Engaging in social media is certainly not an easy task for the world's central banks. Even more challenging it is for them to build, and crucially maintain, a successful presence in that online environment they neither own nor control. A central bank is a control freak by definition, and the lack of control has for years been a key reason for central banks' unease about social media.
Against this background, I was excited to have been invited as a speaker at last week’s Central Banking training seminar on "Communications and External Relations for Central Banks" in Windsor, United Kingdom. The seminar was all about central bank transparency and communication issues and the challenges central banks face nowadays in embarking on the strategy of openness and proactive communications with the public. My talk aimed to interact with the participants about ways of overcoming some of the challenges that central banks are facing in dealing with social media.
Below I quote an excerpt from my 2-hour long workshop with the participants from central banks in Europe, Asia, Africa, and both North and Latin Americas:
The key to understanding social media as an element of any central
bank's communication strategy is to consider the networks such as Twitter, Facebook or Instagram a communication tool, not a transparency tool.
Since transparency is a key precondition to successful communication, it is no surprise that very open central banks are predominantly exactly those which have begun routinely using social media as one of their communication tools.
If a central bank is not much transparent about policy, it has pretty much nothing to communicate, and as such it makes no sense for such a central bank to open a Twitter or Facebook account. In that regard, social media activity is merely a reflection of transparency.
Central bank websites have been transforming into digital news and information hubs, and the content they provide via those website hubs will over time naturally be reflected in whatever social and other media they operate at a given time. It is very clear that the words and images used to describe what central banks are doing will need to wary across media, and be tailored to the needs of each individual audience of a given medium.

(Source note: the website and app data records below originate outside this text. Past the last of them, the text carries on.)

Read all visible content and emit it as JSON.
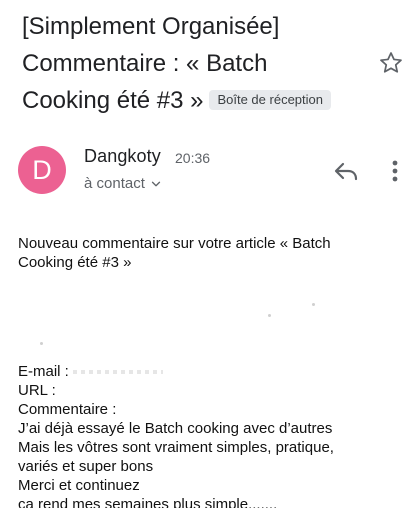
{
  "subject": {
    "line1": "[Simplement Organisée]",
    "line2": "Commentaire : « Batch",
    "line3": "Cooking été #3 »",
    "label": "Boîte de réception"
  },
  "icons": {
    "star": "star-outline-icon",
    "reply": "reply-icon",
    "more": "more-vertical-icon",
    "expand": "chevron-down-icon"
  },
  "sender": {
    "avatar_letter": "D",
    "avatar_color": "#ec6192",
    "name": "Dangkoty",
    "time": "20:36",
    "to": "à contact"
  },
  "body": {
    "intro_line1": "Nouveau commentaire sur votre article « Batch",
    "intro_line2": "Cooking été #3 »",
    "email_label": "E-mail :",
    "url_label": "URL :",
    "comment_label": "Commentaire :",
    "comment_lines": [
      "J’ai déjà essayé le Batch cooking avec d’autres",
      "Mais les vôtres  sont vraiment simples, pratique,",
      "variés et super bons",
      "Merci et continuez",
      "ça rend mes semaines plus  simple......."
    ]
  }
}
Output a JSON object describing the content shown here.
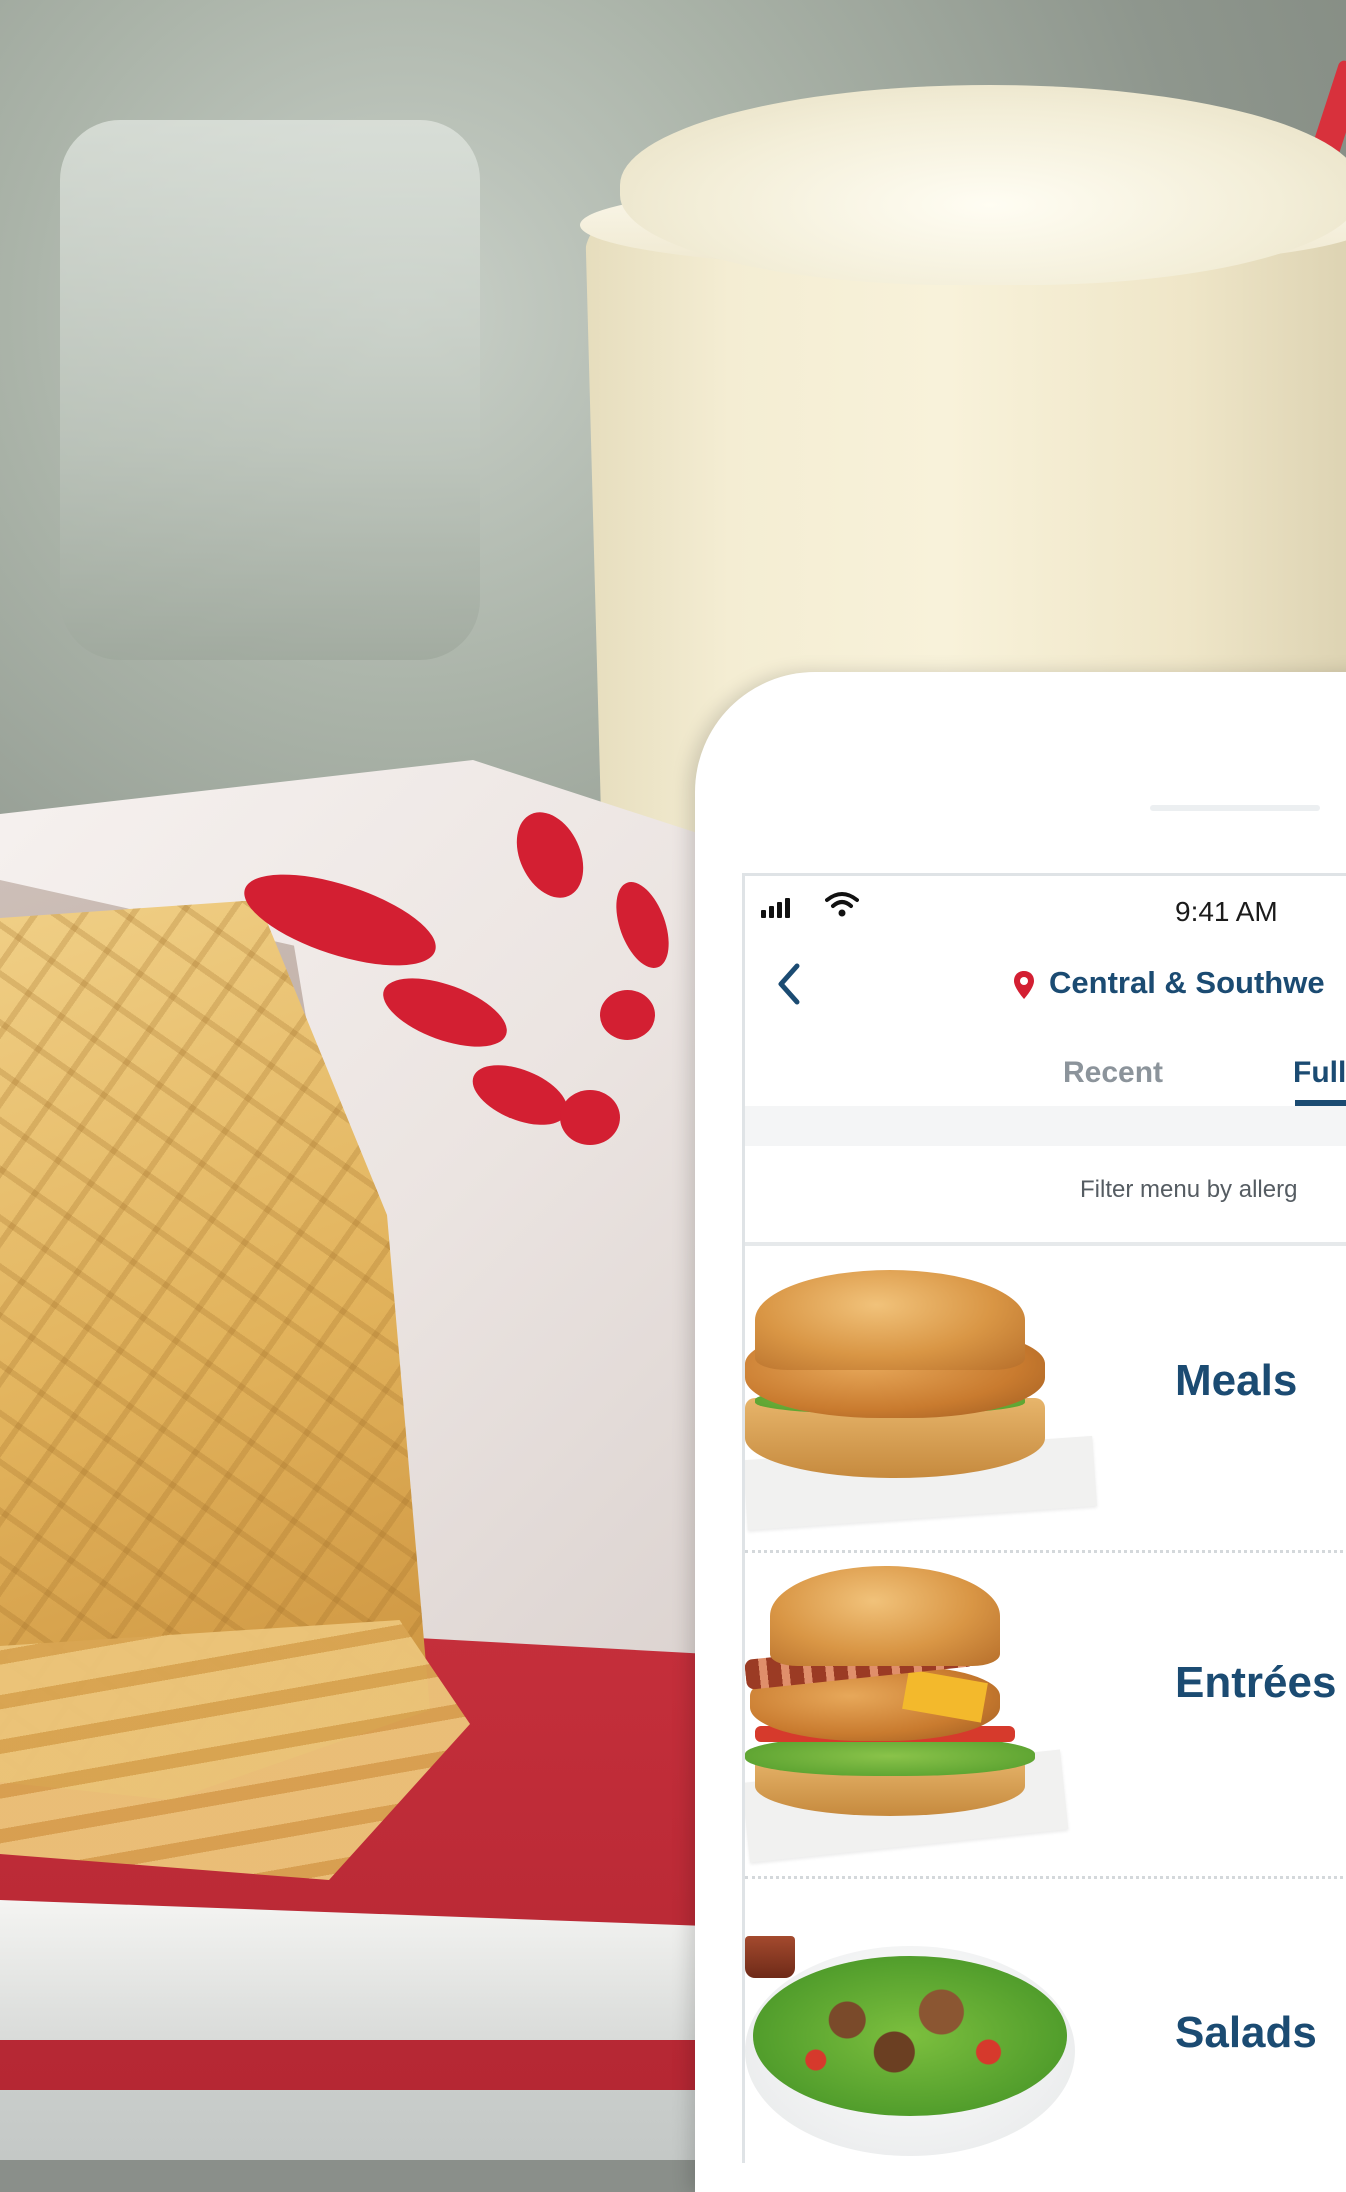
{
  "status_bar": {
    "time": "9:41 AM"
  },
  "nav": {
    "location": "Central & Southwe"
  },
  "tabs": [
    {
      "label": "Recent",
      "selected": false
    },
    {
      "label": "Full",
      "selected": true
    }
  ],
  "filter": {
    "label": "Filter menu by allerg"
  },
  "menu": {
    "items": [
      {
        "label": "Meals"
      },
      {
        "label": "Entrées"
      },
      {
        "label": "Salads"
      }
    ]
  },
  "colors": {
    "brand_navy": "#1b4b72",
    "brand_red": "#d31f32"
  }
}
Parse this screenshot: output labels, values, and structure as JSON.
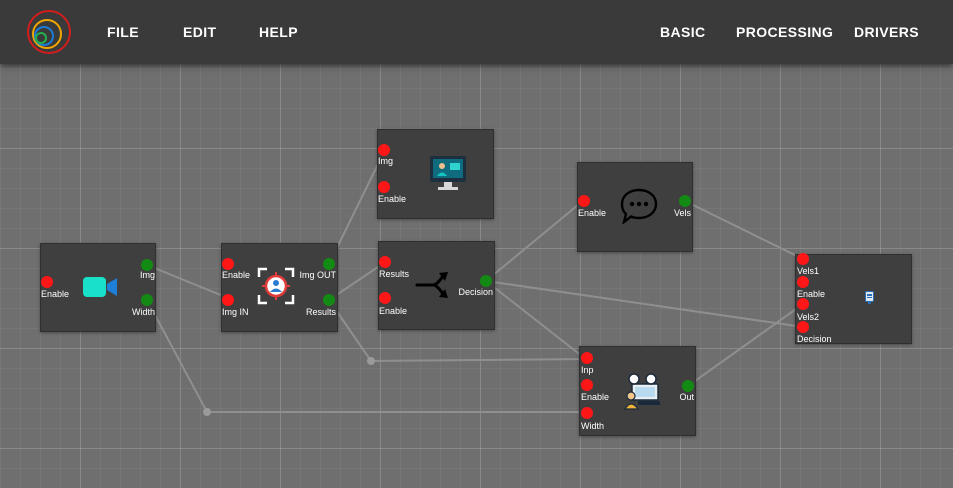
{
  "menu": {
    "file": "FILE",
    "edit": "EDIT",
    "help": "HELP",
    "basic": "BASIC",
    "processing": "PROCESSING",
    "drivers": "DRIVERS"
  },
  "colors": {
    "input_port": "#ff1616",
    "output_port": "#138a13",
    "node_bg": "#3f3f3f",
    "topbar": "#3a3a3a",
    "wire": "#8f8f8f"
  },
  "nodes": {
    "camera": {
      "icon": "video-camera-icon",
      "ports": {
        "enable": "Enable",
        "img": "Img",
        "width": "Width"
      }
    },
    "face": {
      "icon": "face-detection-icon",
      "ports": {
        "enable": "Enable",
        "img_in": "Img IN",
        "img_out": "Img OUT",
        "results": "Results"
      }
    },
    "display": {
      "icon": "monitor-display-icon",
      "ports": {
        "img": "Img",
        "enable": "Enable"
      }
    },
    "decision": {
      "icon": "fork-arrow-icon",
      "ports": {
        "results": "Results",
        "enable": "Enable",
        "decision": "Decision"
      }
    },
    "chat": {
      "icon": "speech-bubble-icon",
      "ports": {
        "enable": "Enable",
        "vels": "Vels"
      }
    },
    "processor": {
      "icon": "robot-controller-icon",
      "ports": {
        "inp": "Inp",
        "enable": "Enable",
        "width": "Width",
        "out": "Out"
      }
    },
    "driver": {
      "icon": "device-driver-icon",
      "ports": {
        "vels1": "Vels1",
        "enable": "Enable",
        "vels2": "Vels2",
        "decision": "Decision"
      }
    }
  }
}
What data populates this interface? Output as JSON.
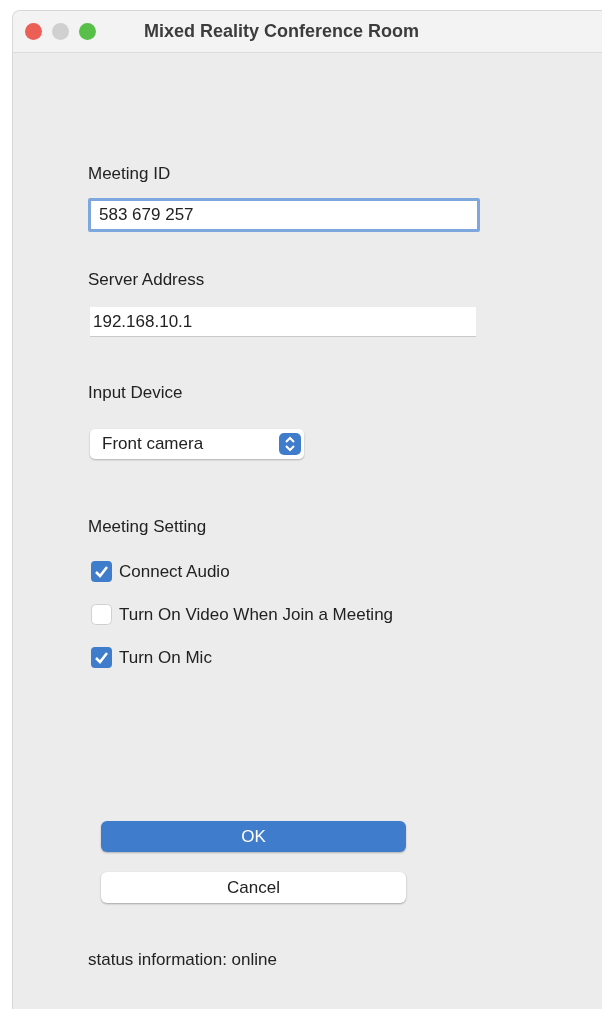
{
  "window": {
    "title": "Mixed Reality Conference Room"
  },
  "fields": [
    {
      "label": "Meeting ID",
      "value": "583 679 257",
      "focused": true
    },
    {
      "label": "Server Address",
      "value": "192.168.10.1",
      "focused": false
    }
  ],
  "input_device": {
    "label": "Input Device",
    "value": "Front camera"
  },
  "meeting_setting": {
    "label": "Meeting Setting",
    "options": [
      {
        "label": "Connect Audio",
        "checked": true
      },
      {
        "label": "Turn On Video When Join a Meeting",
        "checked": false
      },
      {
        "label": "Turn On Mic",
        "checked": true
      }
    ]
  },
  "buttons": [
    {
      "label": "OK",
      "kind": "primary"
    },
    {
      "label": "Cancel",
      "kind": "secondary"
    }
  ],
  "status_bar": "status information: online"
}
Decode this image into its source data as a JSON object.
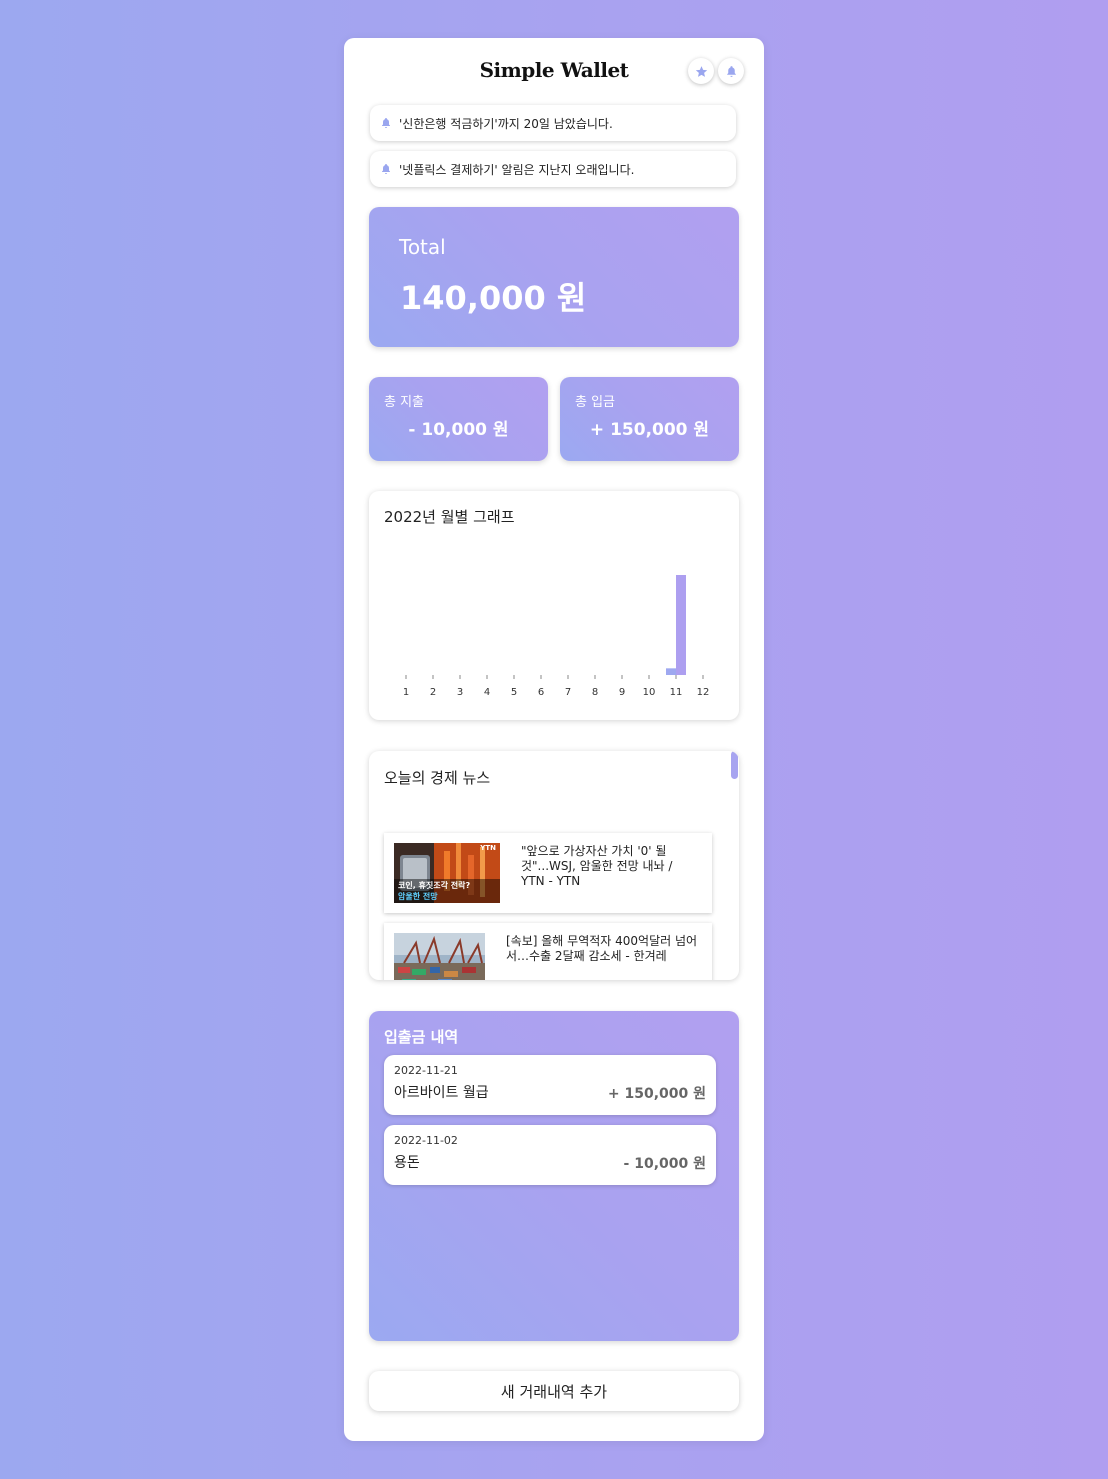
{
  "app": {
    "title": "Simple Wallet",
    "header_icons": [
      "star-icon",
      "bell-icon"
    ],
    "accent_color": "#9ca8f0"
  },
  "notifications": [
    {
      "text": "'신한은행 적금하기'까지 20일 남았습니다.",
      "icon": "bell-icon"
    },
    {
      "text": "'넷플릭스 결제하기' 알림은 지난지 오래입니다.",
      "icon": "bell-icon"
    }
  ],
  "total": {
    "label": "Total",
    "amount": "140,000 원"
  },
  "summary": {
    "expense": {
      "label": "총 지출",
      "amount": "- 10,000 원"
    },
    "income": {
      "label": "총 입금",
      "amount": "+ 150,000 원"
    }
  },
  "chart": {
    "title": "2022년 월별 그래프"
  },
  "chart_data": {
    "type": "bar",
    "categories": [
      "1",
      "2",
      "3",
      "4",
      "5",
      "6",
      "7",
      "8",
      "9",
      "10",
      "11",
      "12"
    ],
    "series": [
      {
        "values": [
          0,
          0,
          0,
          0,
          0,
          0,
          0,
          0,
          0,
          0,
          10000,
          0
        ],
        "color": "#9ea8f0"
      },
      {
        "values": [
          0,
          0,
          0,
          0,
          0,
          0,
          0,
          0,
          0,
          0,
          150000,
          0
        ],
        "color": "#ad9ff0"
      }
    ],
    "ylim": [
      0,
      150000
    ],
    "grid": false
  },
  "news": {
    "title": "오늘의 경제 뉴스",
    "items": [
      {
        "headline": "\"앞으로 가상자산 가치 '0' 될 것\"...WSJ, 암울한 전망 내놔 / YTN - YTN",
        "thumb_caption_line1": "코인, 휴짓조각 전락?",
        "thumb_caption_line2": "암울한 전망",
        "thumb_logo": "YTN"
      },
      {
        "headline": "[속보] 올해 무역적자 400억달러 넘어서…수출 2달째 감소세 - 한겨레"
      }
    ]
  },
  "transactions": {
    "title": "입출금 내역",
    "items": [
      {
        "date": "2022-11-21",
        "description": "아르바이트 월급",
        "amount": "+ 150,000 원"
      },
      {
        "date": "2022-11-02",
        "description": "용돈",
        "amount": "- 10,000 원"
      }
    ]
  },
  "add_button": {
    "label": "새 거래내역 추가"
  }
}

As for transparency, I follow with interest the transparency-enhancing web activities of a growing number of central banks. Here I am specifically talking a live webcast of a press conference, of an analyst meeting, of a speech by the governor or another policymaker. These broadcasts, provided and paid for by the central bank itself, are non-discriminatory (available not only to subscribers of, say, Reuters or Bloomberg) and give the entire public an opportunity to follow policymakers' comments word by word. This is where in my view lies the next digital frontier of central bank transparency.